In a light trading day on Monday, investors drove stocks sharply lower late in the day after pouncing on the fact that the S&P 500 Index had fallen below its 200-day moving average price.
While that particular indicator is considered significant by some, most market watchers are waiting to see what happens when everyone is back to work following the Columbus Day holiday on Monday.
“Clearly, traders and investors want to see the market above that 200-day price range, but before passing judgment, we may want to wait for full market participation,” said Quincy Krosby, a market strategist at Prudential Financial Inc.
In the near term, Ms. Krosby is optimistic that this week's “earnings parade,” including a batch of reports from technology and financial companies, will help lift the equity markets and inject some positive sentiment into the environment, which has been marked by high levels of bearishness.
“Earnings could be positive for the market this week, especially if the guidance includes comments about demand for products and services being up,” she added. “We need to hear what companies have to say.”
Indeed, early indications Tuesday suggested the environment was improving, with stocks gaining ground for the first time in four days, helped by better-than-expected earnings from Citigroup Inc. and Johnson & Johnson. JPMorgan Chase & Co., the largest U.S. bank, returned to profitability in the third quarter but its earnings missed some estimates, sending that stock lower.
The S&P 500 index was up 5.79 points, or 0.3%, at 1,880. 53 in mid-morning trading in New York.
Part of dissecting the forward guidance that company reports provide will be getting a sense for how the strengthening dollar will impact stocks over the next several months and quarters.
The stronger U.S. dollar boils down to a boost for consumer spending because it drives down the price of gas and other commodities, but it also hurts multinational corporations that rely heavily on exports. The bigger picture of the stronger dollar, however, is that it signals weakness in the global economy.
“Right now the U.S. economy is stronger than most developed economies, and as the Fed exits its bond-buying program and approaches higher interest rates, that favors a stronger dollar,” said Karyn Cavanaugh, senior market strategist at Voya Financial Inc.
A currency's strength is measured against other currencies, and a strong currency is typically only an issue when it starts to spike, as the U.S. dollar has recently.
Since the start of the year, the dollar has gained 8.8% compared with the euro, 3.2% against the British pound, and 2.4% against the yen. And most of those gains have occurred since early summer.
“It's really about the magnitude of the fluctuation,” Ms. Cavanaugh said. “Multinational companies can deal with currency fluctuations, but the fact that it has gone up so fast could be disruptive.”

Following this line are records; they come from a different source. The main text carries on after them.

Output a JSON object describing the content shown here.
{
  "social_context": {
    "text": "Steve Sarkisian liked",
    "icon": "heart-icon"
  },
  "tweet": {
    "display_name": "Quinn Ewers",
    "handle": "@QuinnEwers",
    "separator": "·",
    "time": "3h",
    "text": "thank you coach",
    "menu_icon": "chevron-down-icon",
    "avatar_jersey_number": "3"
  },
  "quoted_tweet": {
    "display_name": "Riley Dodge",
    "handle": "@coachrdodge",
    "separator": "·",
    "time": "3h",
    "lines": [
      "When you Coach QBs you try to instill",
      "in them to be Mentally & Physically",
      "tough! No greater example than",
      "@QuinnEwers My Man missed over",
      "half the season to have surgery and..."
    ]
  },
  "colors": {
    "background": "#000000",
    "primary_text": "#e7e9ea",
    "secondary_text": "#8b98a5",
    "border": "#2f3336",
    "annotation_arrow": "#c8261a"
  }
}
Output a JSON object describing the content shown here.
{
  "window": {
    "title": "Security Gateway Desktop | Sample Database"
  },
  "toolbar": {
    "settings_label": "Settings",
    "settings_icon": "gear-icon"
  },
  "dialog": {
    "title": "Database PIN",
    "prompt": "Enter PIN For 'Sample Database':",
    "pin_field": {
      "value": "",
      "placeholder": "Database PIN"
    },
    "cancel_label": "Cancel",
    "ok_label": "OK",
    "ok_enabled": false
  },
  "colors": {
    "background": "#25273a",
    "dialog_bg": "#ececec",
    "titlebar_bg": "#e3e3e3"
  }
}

In terms of earnings and guidance for upcoming quarters, the stronger dollar could work as a handy excuse for weaker reports, according to Ms. Krosby of Prudential.
“Just like companies used the harsh winter weather as an excuse earlier this year, we could see companies start using the stronger dollar as an excuse for weaker earnings,” she said. “Whether that will be accurate or not is another story.”

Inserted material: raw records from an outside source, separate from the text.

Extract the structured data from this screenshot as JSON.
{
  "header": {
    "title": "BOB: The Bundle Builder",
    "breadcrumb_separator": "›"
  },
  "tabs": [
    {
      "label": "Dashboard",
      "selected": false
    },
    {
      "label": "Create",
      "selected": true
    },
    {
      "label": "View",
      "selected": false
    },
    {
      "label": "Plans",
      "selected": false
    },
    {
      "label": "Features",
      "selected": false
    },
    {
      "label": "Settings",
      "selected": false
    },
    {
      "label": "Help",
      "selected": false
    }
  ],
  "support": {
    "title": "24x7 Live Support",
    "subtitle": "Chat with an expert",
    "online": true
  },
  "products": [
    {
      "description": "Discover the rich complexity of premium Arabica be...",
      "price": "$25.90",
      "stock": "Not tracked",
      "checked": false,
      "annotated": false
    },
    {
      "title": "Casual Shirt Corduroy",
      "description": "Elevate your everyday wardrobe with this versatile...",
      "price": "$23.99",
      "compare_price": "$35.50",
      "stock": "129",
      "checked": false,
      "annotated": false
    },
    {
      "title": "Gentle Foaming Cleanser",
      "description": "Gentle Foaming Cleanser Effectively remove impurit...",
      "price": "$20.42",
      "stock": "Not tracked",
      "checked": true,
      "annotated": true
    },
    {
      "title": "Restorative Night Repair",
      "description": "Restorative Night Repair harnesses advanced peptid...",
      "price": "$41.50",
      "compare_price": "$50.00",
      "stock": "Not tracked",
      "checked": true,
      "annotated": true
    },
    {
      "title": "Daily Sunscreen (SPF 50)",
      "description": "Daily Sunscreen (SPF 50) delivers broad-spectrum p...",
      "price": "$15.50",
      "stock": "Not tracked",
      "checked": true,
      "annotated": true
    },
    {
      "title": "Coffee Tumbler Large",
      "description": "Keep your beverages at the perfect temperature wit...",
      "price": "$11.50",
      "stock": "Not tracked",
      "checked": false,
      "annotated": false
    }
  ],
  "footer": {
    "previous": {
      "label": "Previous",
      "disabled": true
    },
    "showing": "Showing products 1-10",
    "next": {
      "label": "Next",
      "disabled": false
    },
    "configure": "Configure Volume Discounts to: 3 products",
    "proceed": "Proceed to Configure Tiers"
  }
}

Back to the immediate issue of the stock market's tipping point, Brad McMillan, chief investment officer at Commonwealth Financial, believes investors and financial advisers should be braced for anything at this point.
“It's a matter of preparing clients, the same way you would prepare for a hurricane warning,” he said. “It doesn't necessarily mean you have to evacuate right now, but you should go out and stock up on some supplies.”
The S&P dipped below its 200-day moving average twice in 2012 without much fallout. But the two previous moves below the moving average, in 2010 and 2011, saw the index fall by more than 15% from its peak.
That is the kind of reality that Mr. McMillan says advisers should be watching for.
“You have to be mentally prepared and you have to be prepared in the portfolio,” he said. “If you have a client looking to take some risk off the table, now might be a good time to do that. And it's also a good time to reach out to clients and let them know that this is what history is telling us.”
In the bigger picture, Mr. McMillan is far from bearish on the U.S. economy and the stock market.
“Some of the factors we're seeing supporting the market include the move toward the normalization of the economy, because when interest rates are moving toward a normal level that is a positive for the stock market,” he said. “There's also a positive correlation between [economic growth] and market valuation levels, which is another positive long-term trend.”
But he is also watching the signals that suggest an increasing aversion to risk by investors, including the growing disconnect between small-cap stocks and large-cap stocks.
“Investors are moving from small-caps to large-caps, and that's about an aversion to risk that drives up large-caps, and that usually causes the need for a correction,” he added.
The state of the 200-day moving average is not the biggest concern to Phil Blancato, president of Ladenburg Thalmann Asset Management.
“I'm more bullish today than I've been at any time in the last six years,” he said. “Other than weakness in the housing market, I can't find a single reason based on fact to not be bullish.”
He attributes much of the recent market volatility to geopolitical unrest, profit taking, and the transition toward higher interest rates.
“I don't understand the negative sentiment; October has been this type of month ever since we've known it,” he added. “I don't think the volatility is prolonged and I think we'll get a great Santa Clause rally toward the end of the year.”